▶ _SOURCE MATERIAL_:

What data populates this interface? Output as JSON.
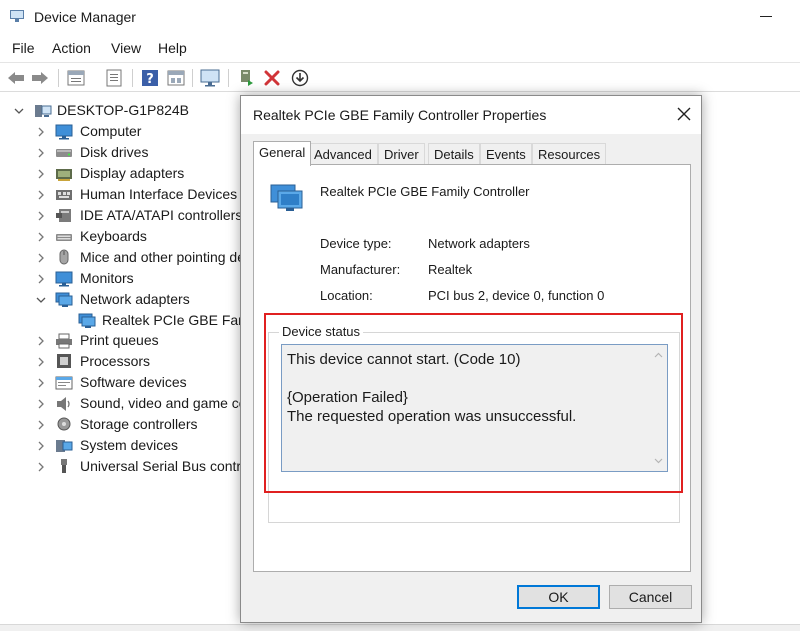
{
  "window": {
    "title": "Device Manager"
  },
  "menu": [
    "File",
    "Action",
    "View",
    "Help"
  ],
  "toolbar": {
    "buttons": [
      "back-icon",
      "forward-icon",
      "properties-icon",
      "print-icon",
      "help-icon",
      "view-icon",
      "monitor-icon",
      "update-driver-icon",
      "uninstall-icon",
      "download-icon"
    ]
  },
  "tree": {
    "root": "DESKTOP-G1P824B",
    "items": [
      {
        "label": "Computer",
        "expanded": false
      },
      {
        "label": "Disk drives",
        "expanded": false
      },
      {
        "label": "Display adapters",
        "expanded": false
      },
      {
        "label": "Human Interface Devices",
        "expanded": false
      },
      {
        "label": "IDE ATA/ATAPI controllers",
        "expanded": false
      },
      {
        "label": "Keyboards",
        "expanded": false
      },
      {
        "label": "Mice and other pointing de",
        "expanded": false
      },
      {
        "label": "Monitors",
        "expanded": false
      },
      {
        "label": "Network adapters",
        "expanded": true
      },
      {
        "label": "Realtek PCIe GBE Famil",
        "child": true
      },
      {
        "label": "Print queues",
        "expanded": false
      },
      {
        "label": "Processors",
        "expanded": false
      },
      {
        "label": "Software devices",
        "expanded": false
      },
      {
        "label": "Sound, video and game co",
        "expanded": false
      },
      {
        "label": "Storage controllers",
        "expanded": false
      },
      {
        "label": "System devices",
        "expanded": false
      },
      {
        "label": "Universal Serial Bus contro",
        "expanded": false
      }
    ]
  },
  "dialog": {
    "title": "Realtek PCIe GBE Family Controller Properties",
    "tabs": [
      "General",
      "Advanced",
      "Driver",
      "Details",
      "Events",
      "Resources"
    ],
    "active_tab": "General",
    "device_name": "Realtek PCIe GBE Family Controller",
    "properties": [
      {
        "label": "Device type:",
        "value": "Network adapters"
      },
      {
        "label": "Manufacturer:",
        "value": "Realtek"
      },
      {
        "label": "Location:",
        "value": "PCI bus 2, device 0, function 0"
      }
    ],
    "status_label": "Device status",
    "status_lines": [
      "This device cannot start. (Code 10)",
      "",
      "{Operation Failed}",
      "The requested operation was unsuccessful."
    ],
    "ok_label": "OK",
    "cancel_label": "Cancel"
  },
  "colors": {
    "highlight": "#e02020",
    "focus": "#0078d7",
    "uninstall_red": "#d13438"
  }
}
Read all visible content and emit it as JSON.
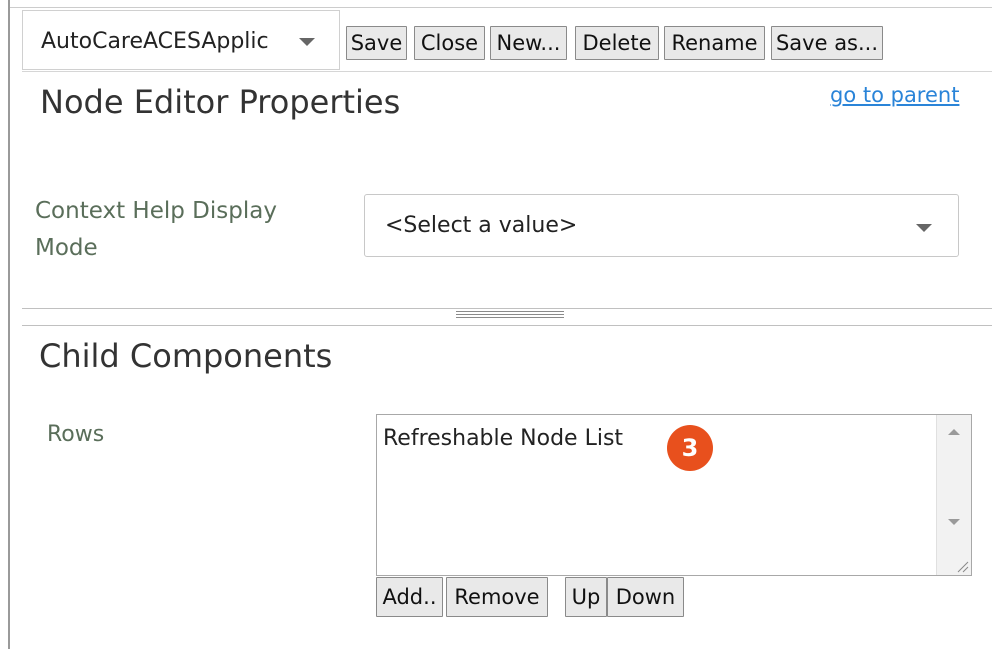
{
  "toolbar": {
    "document_select": "AutoCareACESApplic",
    "save_label": "Save",
    "close_label": "Close",
    "new_label": "New...",
    "delete_label": "Delete",
    "rename_label": "Rename",
    "save_as_label": "Save as..."
  },
  "properties": {
    "title": "Node Editor Properties",
    "go_to_parent_label": "go to parent",
    "context_help_label": "Context Help Display Mode",
    "context_help_value": "<Select a value>"
  },
  "child_components": {
    "title": "Child Components",
    "rows_label": "Rows",
    "rows_items": [
      "Refreshable Node List"
    ],
    "badge_number": "3",
    "buttons": {
      "add_label": "Add..",
      "remove_label": "Remove",
      "up_label": "Up",
      "down_label": "Down"
    }
  },
  "colors": {
    "link": "#2a84d8",
    "badge": "#e8501d",
    "label_text": "#5a6e5a"
  }
}
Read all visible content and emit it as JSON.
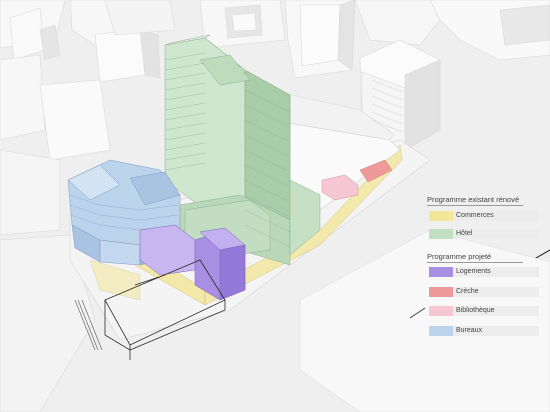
{
  "legend": {
    "existing_title": "Programme existant rénové",
    "existing": [
      {
        "label": "Commerces",
        "color": "#f3e79b"
      },
      {
        "label": "Hôtel",
        "color": "#bfdfbf"
      }
    ],
    "projected_title": "Programme projeté",
    "projected": [
      {
        "label": "Logements",
        "color": "#a98fe3"
      },
      {
        "label": "Crèche",
        "color": "#ef9a9a"
      },
      {
        "label": "Bibliothèque",
        "color": "#f6c6d3"
      },
      {
        "label": "Bureaux",
        "color": "#bcd3ec"
      }
    ]
  }
}
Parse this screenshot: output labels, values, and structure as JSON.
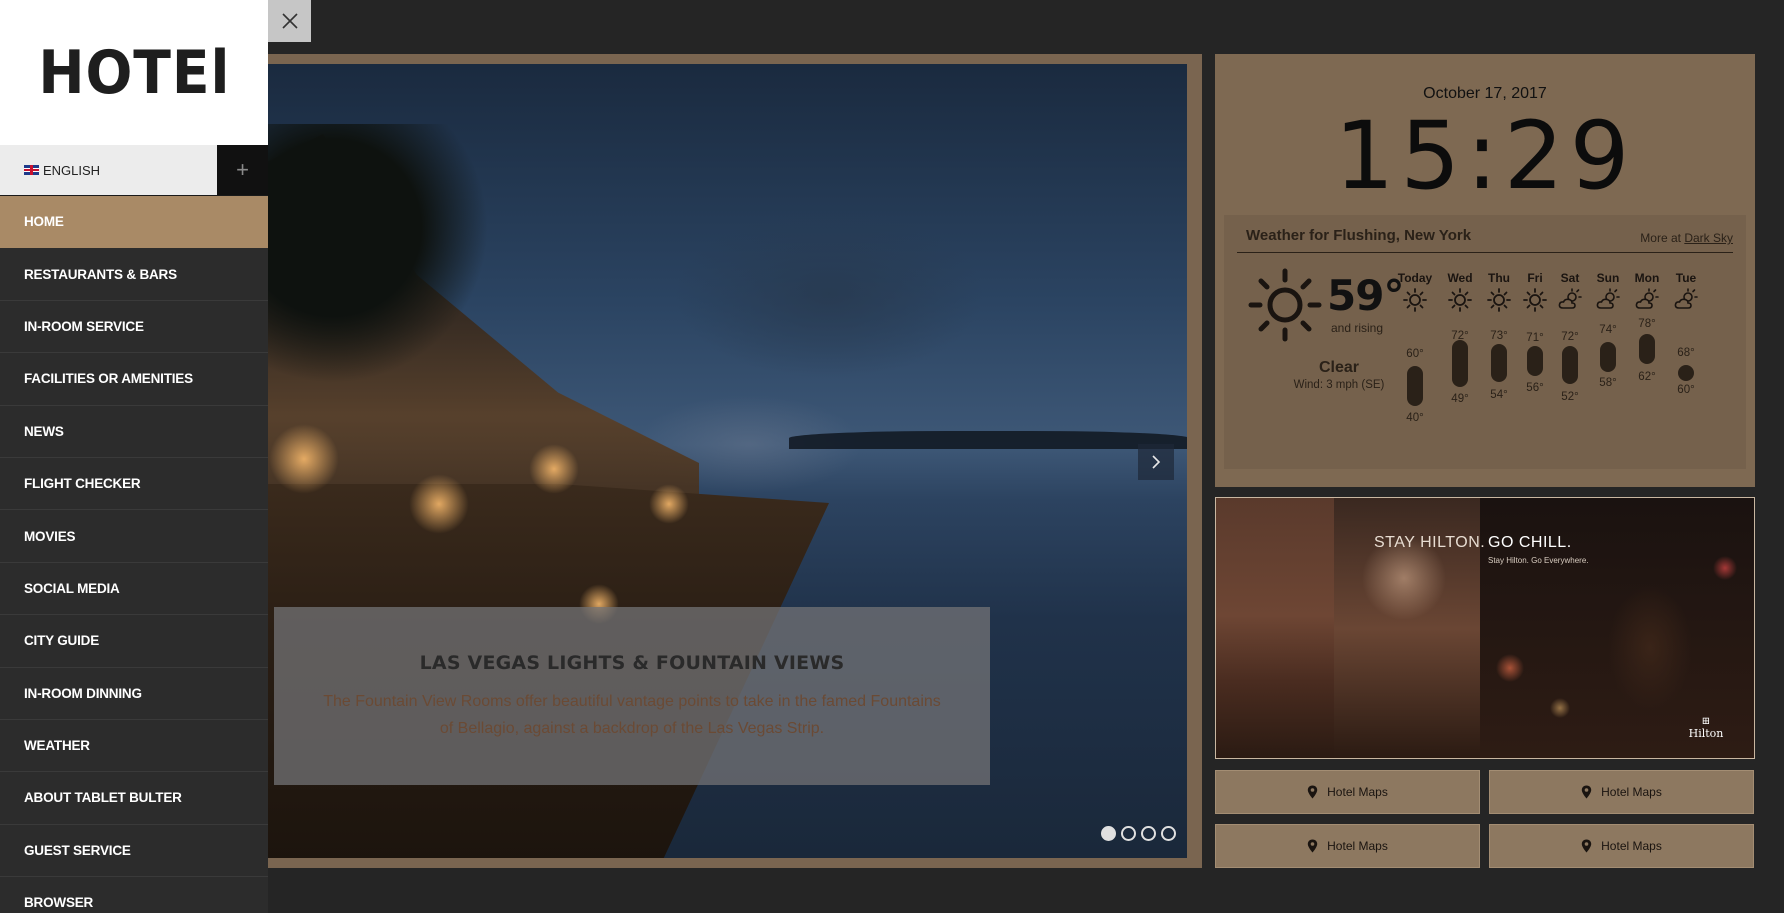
{
  "sidebar": {
    "logo": "HOTEl",
    "language": "ENGLISH",
    "add_icon": "plus-icon",
    "items": [
      {
        "label": "HOME",
        "active": true
      },
      {
        "label": "RESTAURANTS & BARS"
      },
      {
        "label": "IN-ROOM SERVICE"
      },
      {
        "label": "FACILITIES OR AMENITIES"
      },
      {
        "label": "NEWS"
      },
      {
        "label": "FLIGHT CHECKER"
      },
      {
        "label": "MOVIES"
      },
      {
        "label": "SOCIAL MEDIA"
      },
      {
        "label": "CITY GUIDE"
      },
      {
        "label": "IN-ROOM DINNING"
      },
      {
        "label": "WEATHER"
      },
      {
        "label": "ABOUT TABLET BULTER"
      },
      {
        "label": "GUEST SERVICE"
      },
      {
        "label": "BROWSER"
      }
    ]
  },
  "slider": {
    "caption_title": "LAS VEGAS LIGHTS & FOUNTAIN VIEWS",
    "caption_text": "The Fountain View Rooms offer beautiful vantage points to take in the famed Fountains of Bellagio, against a backdrop of the Las Vegas Strip.",
    "slide_count": 4,
    "active_slide": 1
  },
  "clock": {
    "date": "October 17, 2017",
    "time": "15:29"
  },
  "weather": {
    "title": "Weather for Flushing, New York",
    "more_prefix": "More at ",
    "more_link": "Dark Sky",
    "current_temp": "59°",
    "trend": "and rising",
    "condition": "Clear",
    "wind": "Wind: 3 mph (SE)",
    "forecast": [
      {
        "day": "Today",
        "hi": "60°",
        "lo": "40°",
        "icon": "sun-icon"
      },
      {
        "day": "Wed",
        "hi": "72°",
        "lo": "49°",
        "icon": "sun-icon"
      },
      {
        "day": "Thu",
        "hi": "73°",
        "lo": "54°",
        "icon": "sun-icon"
      },
      {
        "day": "Fri",
        "hi": "71°",
        "lo": "56°",
        "icon": "sun-icon"
      },
      {
        "day": "Sat",
        "hi": "72°",
        "lo": "52°",
        "icon": "partly-cloudy-icon"
      },
      {
        "day": "Sun",
        "hi": "74°",
        "lo": "58°",
        "icon": "partly-cloudy-icon"
      },
      {
        "day": "Mon",
        "hi": "78°",
        "lo": "62°",
        "icon": "partly-cloudy-icon"
      },
      {
        "day": "Tue",
        "hi": "68°",
        "lo": "60°",
        "icon": "partly-cloudy-icon"
      }
    ]
  },
  "ad": {
    "headline_left": "STAY HILTON.",
    "headline_right": "GO CHILL.",
    "subline": "Stay Hilton. Go Everywhere.",
    "brand": "Hilton"
  },
  "map_buttons": [
    {
      "label": "Hotel Maps"
    },
    {
      "label": "Hotel Maps"
    },
    {
      "label": "Hotel Maps"
    },
    {
      "label": "Hotel Maps"
    }
  ],
  "colors": {
    "accent": "#a98a66",
    "sidebar_bg": "#2c2c2c",
    "page_bg": "#252525"
  }
}
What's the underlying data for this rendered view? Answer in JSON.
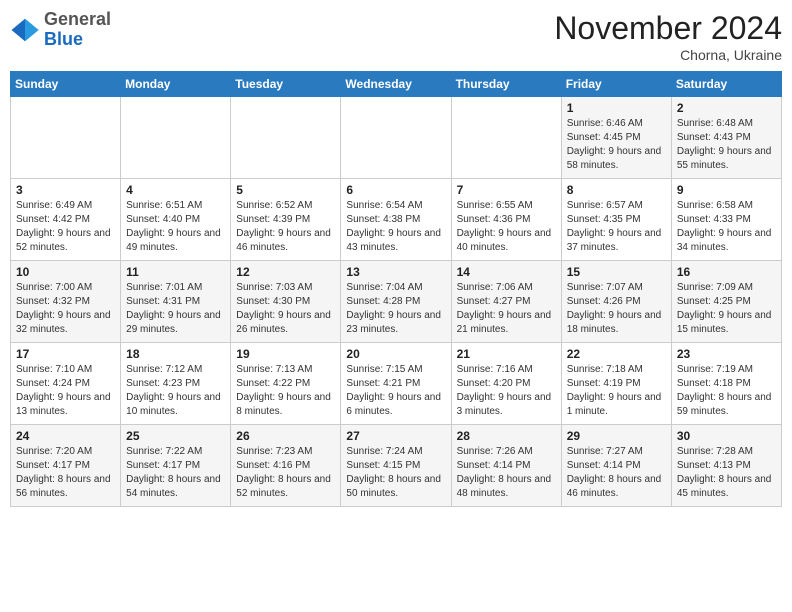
{
  "logo": {
    "general": "General",
    "blue": "Blue"
  },
  "title": "November 2024",
  "location": "Chorna, Ukraine",
  "days_of_week": [
    "Sunday",
    "Monday",
    "Tuesday",
    "Wednesday",
    "Thursday",
    "Friday",
    "Saturday"
  ],
  "weeks": [
    [
      {
        "day": "",
        "info": ""
      },
      {
        "day": "",
        "info": ""
      },
      {
        "day": "",
        "info": ""
      },
      {
        "day": "",
        "info": ""
      },
      {
        "day": "",
        "info": ""
      },
      {
        "day": "1",
        "info": "Sunrise: 6:46 AM\nSunset: 4:45 PM\nDaylight: 9 hours and 58 minutes."
      },
      {
        "day": "2",
        "info": "Sunrise: 6:48 AM\nSunset: 4:43 PM\nDaylight: 9 hours and 55 minutes."
      }
    ],
    [
      {
        "day": "3",
        "info": "Sunrise: 6:49 AM\nSunset: 4:42 PM\nDaylight: 9 hours and 52 minutes."
      },
      {
        "day": "4",
        "info": "Sunrise: 6:51 AM\nSunset: 4:40 PM\nDaylight: 9 hours and 49 minutes."
      },
      {
        "day": "5",
        "info": "Sunrise: 6:52 AM\nSunset: 4:39 PM\nDaylight: 9 hours and 46 minutes."
      },
      {
        "day": "6",
        "info": "Sunrise: 6:54 AM\nSunset: 4:38 PM\nDaylight: 9 hours and 43 minutes."
      },
      {
        "day": "7",
        "info": "Sunrise: 6:55 AM\nSunset: 4:36 PM\nDaylight: 9 hours and 40 minutes."
      },
      {
        "day": "8",
        "info": "Sunrise: 6:57 AM\nSunset: 4:35 PM\nDaylight: 9 hours and 37 minutes."
      },
      {
        "day": "9",
        "info": "Sunrise: 6:58 AM\nSunset: 4:33 PM\nDaylight: 9 hours and 34 minutes."
      }
    ],
    [
      {
        "day": "10",
        "info": "Sunrise: 7:00 AM\nSunset: 4:32 PM\nDaylight: 9 hours and 32 minutes."
      },
      {
        "day": "11",
        "info": "Sunrise: 7:01 AM\nSunset: 4:31 PM\nDaylight: 9 hours and 29 minutes."
      },
      {
        "day": "12",
        "info": "Sunrise: 7:03 AM\nSunset: 4:30 PM\nDaylight: 9 hours and 26 minutes."
      },
      {
        "day": "13",
        "info": "Sunrise: 7:04 AM\nSunset: 4:28 PM\nDaylight: 9 hours and 23 minutes."
      },
      {
        "day": "14",
        "info": "Sunrise: 7:06 AM\nSunset: 4:27 PM\nDaylight: 9 hours and 21 minutes."
      },
      {
        "day": "15",
        "info": "Sunrise: 7:07 AM\nSunset: 4:26 PM\nDaylight: 9 hours and 18 minutes."
      },
      {
        "day": "16",
        "info": "Sunrise: 7:09 AM\nSunset: 4:25 PM\nDaylight: 9 hours and 15 minutes."
      }
    ],
    [
      {
        "day": "17",
        "info": "Sunrise: 7:10 AM\nSunset: 4:24 PM\nDaylight: 9 hours and 13 minutes."
      },
      {
        "day": "18",
        "info": "Sunrise: 7:12 AM\nSunset: 4:23 PM\nDaylight: 9 hours and 10 minutes."
      },
      {
        "day": "19",
        "info": "Sunrise: 7:13 AM\nSunset: 4:22 PM\nDaylight: 9 hours and 8 minutes."
      },
      {
        "day": "20",
        "info": "Sunrise: 7:15 AM\nSunset: 4:21 PM\nDaylight: 9 hours and 6 minutes."
      },
      {
        "day": "21",
        "info": "Sunrise: 7:16 AM\nSunset: 4:20 PM\nDaylight: 9 hours and 3 minutes."
      },
      {
        "day": "22",
        "info": "Sunrise: 7:18 AM\nSunset: 4:19 PM\nDaylight: 9 hours and 1 minute."
      },
      {
        "day": "23",
        "info": "Sunrise: 7:19 AM\nSunset: 4:18 PM\nDaylight: 8 hours and 59 minutes."
      }
    ],
    [
      {
        "day": "24",
        "info": "Sunrise: 7:20 AM\nSunset: 4:17 PM\nDaylight: 8 hours and 56 minutes."
      },
      {
        "day": "25",
        "info": "Sunrise: 7:22 AM\nSunset: 4:17 PM\nDaylight: 8 hours and 54 minutes."
      },
      {
        "day": "26",
        "info": "Sunrise: 7:23 AM\nSunset: 4:16 PM\nDaylight: 8 hours and 52 minutes."
      },
      {
        "day": "27",
        "info": "Sunrise: 7:24 AM\nSunset: 4:15 PM\nDaylight: 8 hours and 50 minutes."
      },
      {
        "day": "28",
        "info": "Sunrise: 7:26 AM\nSunset: 4:14 PM\nDaylight: 8 hours and 48 minutes."
      },
      {
        "day": "29",
        "info": "Sunrise: 7:27 AM\nSunset: 4:14 PM\nDaylight: 8 hours and 46 minutes."
      },
      {
        "day": "30",
        "info": "Sunrise: 7:28 AM\nSunset: 4:13 PM\nDaylight: 8 hours and 45 minutes."
      }
    ]
  ]
}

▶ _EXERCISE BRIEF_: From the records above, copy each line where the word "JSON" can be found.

▶ _RESPONSE_:
What data populates this interface? Output as JSON.
Read all visible content and emit it as JSON.
Read all visible content and emit it as JSON.
Parse this screenshot: output labels, values, and structure as JSON.
What's the underlying data for this rendered view? Answer in JSON.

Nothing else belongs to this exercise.